Roland West is Hays’s partner, well portrayed by Stephen Dorff. West has tremendous respect for his partner on a professional and personal level, often lauding the skills that Hays acquired in Vietnam as a long-range reconnaissance patrol soldier. These skills are on full display as Hays and West investigate the disappearance of the son and daughter of Tom and Mamie Gummer, an estranged couple who only agree on the safety of their kids. There are two startling discoveries (don’t worry, I am not referring to two deaths) in the season premiere; where one of these revelations will make an interesting case of Stockholm Syndrome. One Youtube.com reviewer said that this Season has the potential to be even more groundbreaking than the first season. I cautiously concur, but the odyssey known as True Detective Season 1 is unlike anything I had ever seen. And due to this season structurally borrowing from the freshman season, it is already not quite as innovative, despite its strong acting, direction and compelling plotline. Although I initially viewed the latest episodes of True Detective at the Alamo Drafthouse, I watched the broadcast premiere at my home, and the experience was no less mesmerizing after a second viewing.
True Crime sleuths may notice that the macabre acts, in this case, have some resemblance to the West Memphis 3 case. Pizzolatto has denied that this controversial murder case of 1993, was a source of inspiration for the 2019 season of his anthology. I am most curious what inspired the family dynamic in this story: Hays marries the grade school teacher of one of the missing children; the latter writes an acclaimed book about the case, as Hays begins to put his family second to his obsession of a case that spans over three decades. Hays loves his family, but as the HBO promotions have reiterated, he “wants the WHOLE story”.

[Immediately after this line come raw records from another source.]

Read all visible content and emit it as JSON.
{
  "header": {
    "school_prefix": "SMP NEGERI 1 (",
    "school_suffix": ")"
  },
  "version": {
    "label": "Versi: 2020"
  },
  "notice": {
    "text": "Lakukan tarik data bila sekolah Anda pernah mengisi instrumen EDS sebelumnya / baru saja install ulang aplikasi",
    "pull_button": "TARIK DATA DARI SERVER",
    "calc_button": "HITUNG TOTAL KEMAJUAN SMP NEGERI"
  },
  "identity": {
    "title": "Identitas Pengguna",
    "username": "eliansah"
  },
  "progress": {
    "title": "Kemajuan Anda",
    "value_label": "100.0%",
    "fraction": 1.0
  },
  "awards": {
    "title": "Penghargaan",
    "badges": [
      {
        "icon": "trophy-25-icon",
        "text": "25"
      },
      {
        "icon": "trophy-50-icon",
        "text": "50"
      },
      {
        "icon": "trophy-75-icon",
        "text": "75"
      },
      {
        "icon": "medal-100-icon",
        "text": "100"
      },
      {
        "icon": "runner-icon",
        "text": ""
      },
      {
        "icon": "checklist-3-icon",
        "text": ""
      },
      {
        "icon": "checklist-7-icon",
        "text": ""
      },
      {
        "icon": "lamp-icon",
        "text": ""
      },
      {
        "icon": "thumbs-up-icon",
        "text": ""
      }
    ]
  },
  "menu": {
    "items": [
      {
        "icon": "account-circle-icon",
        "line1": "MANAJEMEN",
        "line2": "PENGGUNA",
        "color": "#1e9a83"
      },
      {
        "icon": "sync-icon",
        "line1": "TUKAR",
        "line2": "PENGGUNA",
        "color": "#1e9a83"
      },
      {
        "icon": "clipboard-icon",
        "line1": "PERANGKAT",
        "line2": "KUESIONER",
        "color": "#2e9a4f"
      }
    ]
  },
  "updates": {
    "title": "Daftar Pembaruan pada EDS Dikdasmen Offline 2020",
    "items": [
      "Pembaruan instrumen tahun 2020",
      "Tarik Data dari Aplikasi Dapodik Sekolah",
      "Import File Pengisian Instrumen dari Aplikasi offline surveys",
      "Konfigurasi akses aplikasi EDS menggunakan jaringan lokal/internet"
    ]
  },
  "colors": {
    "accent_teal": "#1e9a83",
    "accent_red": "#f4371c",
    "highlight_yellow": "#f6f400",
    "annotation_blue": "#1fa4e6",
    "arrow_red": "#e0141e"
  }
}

HBO has strong symbiotic marketing plans on the major social media platforms, particularly Instagram, where showrunner Pizzolatto is quite active. The previously social media elusive writer (Pizzolatto hasn’t tweeted since 2014), had been quite interactive on Instagram since late 2018, being kind enough to respond to me and other fans. Pizzolatto has said to Entertainment Weekly that he has ideas for a fourth season and another idea for HBO. I would have guessed that this other idea was the Perry Mason reimagining, however, we have already reported that Team Downey productions are helming this as a limited series for HBO. Nonetheless, only time will reveal what is next for Pizzolatto, but this season of True Detective should be on everyone’s radar for Sundays at 9:00pm ET.
Now that we have set you up for the series we hope you enjoy it and follow our weekly reviews.